┌────────

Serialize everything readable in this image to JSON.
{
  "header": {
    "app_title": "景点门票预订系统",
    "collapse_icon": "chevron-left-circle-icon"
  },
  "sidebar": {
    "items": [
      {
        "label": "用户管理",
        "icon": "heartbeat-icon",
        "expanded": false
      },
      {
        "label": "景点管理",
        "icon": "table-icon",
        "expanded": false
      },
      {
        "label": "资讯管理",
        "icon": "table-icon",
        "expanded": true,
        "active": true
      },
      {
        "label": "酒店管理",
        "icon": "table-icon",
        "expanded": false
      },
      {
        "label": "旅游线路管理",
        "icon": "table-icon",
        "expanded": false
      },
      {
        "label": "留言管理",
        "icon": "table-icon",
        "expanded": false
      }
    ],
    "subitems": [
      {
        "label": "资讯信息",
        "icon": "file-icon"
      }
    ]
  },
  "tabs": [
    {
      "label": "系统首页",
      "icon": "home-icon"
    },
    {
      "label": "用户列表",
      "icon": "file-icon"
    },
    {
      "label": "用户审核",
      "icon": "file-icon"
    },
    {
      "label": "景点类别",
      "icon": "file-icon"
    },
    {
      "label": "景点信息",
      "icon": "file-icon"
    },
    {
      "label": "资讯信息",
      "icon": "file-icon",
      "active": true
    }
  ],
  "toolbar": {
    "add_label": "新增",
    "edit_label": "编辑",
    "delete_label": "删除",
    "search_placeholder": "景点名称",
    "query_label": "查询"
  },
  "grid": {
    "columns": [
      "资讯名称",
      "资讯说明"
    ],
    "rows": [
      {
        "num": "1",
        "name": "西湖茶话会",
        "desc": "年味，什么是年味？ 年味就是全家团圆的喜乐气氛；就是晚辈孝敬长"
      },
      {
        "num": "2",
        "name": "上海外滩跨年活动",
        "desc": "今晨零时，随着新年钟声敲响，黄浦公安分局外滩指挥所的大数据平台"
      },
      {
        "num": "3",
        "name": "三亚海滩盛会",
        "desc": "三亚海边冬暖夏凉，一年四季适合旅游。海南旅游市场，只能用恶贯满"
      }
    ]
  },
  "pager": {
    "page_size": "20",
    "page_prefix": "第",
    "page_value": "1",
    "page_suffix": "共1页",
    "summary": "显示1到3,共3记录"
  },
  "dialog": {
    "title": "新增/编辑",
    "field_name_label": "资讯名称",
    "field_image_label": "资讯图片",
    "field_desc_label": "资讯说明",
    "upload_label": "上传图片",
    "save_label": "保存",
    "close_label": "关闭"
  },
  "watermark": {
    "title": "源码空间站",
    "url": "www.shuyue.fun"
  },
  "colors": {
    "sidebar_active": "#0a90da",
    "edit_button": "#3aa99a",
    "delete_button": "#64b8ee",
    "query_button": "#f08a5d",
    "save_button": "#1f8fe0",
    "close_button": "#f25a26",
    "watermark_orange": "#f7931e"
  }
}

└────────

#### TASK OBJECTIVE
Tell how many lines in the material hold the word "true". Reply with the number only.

#### EXPECTED ANSWER
3